== Task to complete ==
Report, from the records below, every line where the word "badge" appears.

Element data from apps and pages
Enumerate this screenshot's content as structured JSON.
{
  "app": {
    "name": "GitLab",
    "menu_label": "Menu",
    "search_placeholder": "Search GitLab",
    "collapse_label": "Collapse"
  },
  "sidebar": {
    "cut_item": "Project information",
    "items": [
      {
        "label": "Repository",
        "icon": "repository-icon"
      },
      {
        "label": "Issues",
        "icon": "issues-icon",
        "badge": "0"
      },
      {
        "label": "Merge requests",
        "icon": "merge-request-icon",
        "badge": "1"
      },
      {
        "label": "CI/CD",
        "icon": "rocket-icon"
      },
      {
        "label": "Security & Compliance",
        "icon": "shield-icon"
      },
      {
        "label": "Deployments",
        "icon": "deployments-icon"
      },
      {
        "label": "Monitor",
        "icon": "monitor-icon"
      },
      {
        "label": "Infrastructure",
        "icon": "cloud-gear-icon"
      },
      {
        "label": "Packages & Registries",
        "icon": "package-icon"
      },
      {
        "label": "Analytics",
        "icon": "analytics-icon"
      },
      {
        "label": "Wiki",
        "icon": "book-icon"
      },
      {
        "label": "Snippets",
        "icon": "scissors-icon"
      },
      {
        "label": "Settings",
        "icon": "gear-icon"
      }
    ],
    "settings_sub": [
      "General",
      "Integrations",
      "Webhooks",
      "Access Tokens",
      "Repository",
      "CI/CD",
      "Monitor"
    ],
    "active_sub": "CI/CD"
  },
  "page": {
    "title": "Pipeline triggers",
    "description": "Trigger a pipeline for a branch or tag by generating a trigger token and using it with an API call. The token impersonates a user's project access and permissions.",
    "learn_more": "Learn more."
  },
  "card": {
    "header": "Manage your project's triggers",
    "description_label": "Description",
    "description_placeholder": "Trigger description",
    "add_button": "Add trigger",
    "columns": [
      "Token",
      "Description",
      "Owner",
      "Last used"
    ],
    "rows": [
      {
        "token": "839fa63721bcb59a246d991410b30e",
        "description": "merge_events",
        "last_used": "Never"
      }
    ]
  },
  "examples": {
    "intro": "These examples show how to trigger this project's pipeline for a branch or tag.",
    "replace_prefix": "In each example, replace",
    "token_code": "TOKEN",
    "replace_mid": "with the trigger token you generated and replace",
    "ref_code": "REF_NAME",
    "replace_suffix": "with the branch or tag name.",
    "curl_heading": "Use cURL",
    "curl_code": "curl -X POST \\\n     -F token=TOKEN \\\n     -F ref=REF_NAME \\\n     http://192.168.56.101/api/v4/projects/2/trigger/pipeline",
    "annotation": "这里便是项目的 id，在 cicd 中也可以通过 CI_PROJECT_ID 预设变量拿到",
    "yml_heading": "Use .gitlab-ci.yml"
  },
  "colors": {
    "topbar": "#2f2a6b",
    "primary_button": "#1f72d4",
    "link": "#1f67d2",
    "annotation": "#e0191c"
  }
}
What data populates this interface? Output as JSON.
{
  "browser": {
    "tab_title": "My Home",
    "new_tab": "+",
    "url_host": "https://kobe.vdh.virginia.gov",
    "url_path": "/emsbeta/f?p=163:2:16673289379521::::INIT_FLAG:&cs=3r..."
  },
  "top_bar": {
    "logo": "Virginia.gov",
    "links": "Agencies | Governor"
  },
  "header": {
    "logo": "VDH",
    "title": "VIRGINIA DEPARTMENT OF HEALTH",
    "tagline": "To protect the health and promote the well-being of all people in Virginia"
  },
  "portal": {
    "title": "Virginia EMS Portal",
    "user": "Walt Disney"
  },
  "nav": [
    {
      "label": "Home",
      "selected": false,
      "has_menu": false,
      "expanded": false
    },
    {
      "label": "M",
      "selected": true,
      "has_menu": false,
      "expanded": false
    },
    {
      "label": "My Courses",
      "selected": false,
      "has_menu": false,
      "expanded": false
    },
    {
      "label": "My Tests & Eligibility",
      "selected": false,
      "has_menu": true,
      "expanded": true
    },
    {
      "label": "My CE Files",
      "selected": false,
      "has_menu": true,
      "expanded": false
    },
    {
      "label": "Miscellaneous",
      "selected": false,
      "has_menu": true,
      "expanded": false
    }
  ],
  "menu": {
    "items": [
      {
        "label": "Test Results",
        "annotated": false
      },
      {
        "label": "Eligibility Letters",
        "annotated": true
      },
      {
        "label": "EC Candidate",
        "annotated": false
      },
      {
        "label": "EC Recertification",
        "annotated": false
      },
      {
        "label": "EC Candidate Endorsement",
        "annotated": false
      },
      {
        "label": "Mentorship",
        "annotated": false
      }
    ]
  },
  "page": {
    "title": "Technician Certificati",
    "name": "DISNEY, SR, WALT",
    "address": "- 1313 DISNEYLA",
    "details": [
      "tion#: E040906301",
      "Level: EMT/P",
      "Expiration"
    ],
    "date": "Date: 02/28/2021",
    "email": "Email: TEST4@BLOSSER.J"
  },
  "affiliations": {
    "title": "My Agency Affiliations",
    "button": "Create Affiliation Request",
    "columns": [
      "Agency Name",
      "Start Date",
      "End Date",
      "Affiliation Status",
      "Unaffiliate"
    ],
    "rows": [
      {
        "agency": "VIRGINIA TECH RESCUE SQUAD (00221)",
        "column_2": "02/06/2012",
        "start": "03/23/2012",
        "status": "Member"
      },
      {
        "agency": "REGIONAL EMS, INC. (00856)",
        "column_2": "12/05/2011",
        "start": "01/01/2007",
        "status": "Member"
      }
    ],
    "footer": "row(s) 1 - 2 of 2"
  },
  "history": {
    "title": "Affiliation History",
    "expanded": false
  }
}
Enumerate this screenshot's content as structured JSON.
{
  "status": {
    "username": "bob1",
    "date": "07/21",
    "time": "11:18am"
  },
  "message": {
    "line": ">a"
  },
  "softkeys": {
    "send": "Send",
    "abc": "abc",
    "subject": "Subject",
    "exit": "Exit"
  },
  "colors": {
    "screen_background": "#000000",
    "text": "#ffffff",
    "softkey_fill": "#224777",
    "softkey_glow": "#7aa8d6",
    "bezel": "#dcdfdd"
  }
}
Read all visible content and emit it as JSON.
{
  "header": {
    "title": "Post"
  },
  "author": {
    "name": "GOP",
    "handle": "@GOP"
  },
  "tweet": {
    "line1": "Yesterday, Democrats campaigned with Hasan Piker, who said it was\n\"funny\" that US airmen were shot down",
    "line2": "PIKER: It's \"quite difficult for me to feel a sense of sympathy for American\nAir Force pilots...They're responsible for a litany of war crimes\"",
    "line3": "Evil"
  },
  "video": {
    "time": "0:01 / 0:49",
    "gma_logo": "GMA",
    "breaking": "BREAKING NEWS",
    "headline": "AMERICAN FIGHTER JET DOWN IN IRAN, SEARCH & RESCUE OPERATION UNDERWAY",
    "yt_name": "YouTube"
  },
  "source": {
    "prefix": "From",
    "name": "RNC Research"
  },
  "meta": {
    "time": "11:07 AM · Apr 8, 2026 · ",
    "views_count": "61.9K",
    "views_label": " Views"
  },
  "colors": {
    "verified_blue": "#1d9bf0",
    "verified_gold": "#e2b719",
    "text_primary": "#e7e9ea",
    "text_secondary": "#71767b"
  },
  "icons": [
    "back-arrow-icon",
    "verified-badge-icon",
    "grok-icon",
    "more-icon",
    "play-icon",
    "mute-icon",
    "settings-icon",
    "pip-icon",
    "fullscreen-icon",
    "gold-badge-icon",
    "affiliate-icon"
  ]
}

== Exercise solution ==
        "badge": "0"
        "badge": "1"
    "verified-badge-icon",
    "gold-badge-icon",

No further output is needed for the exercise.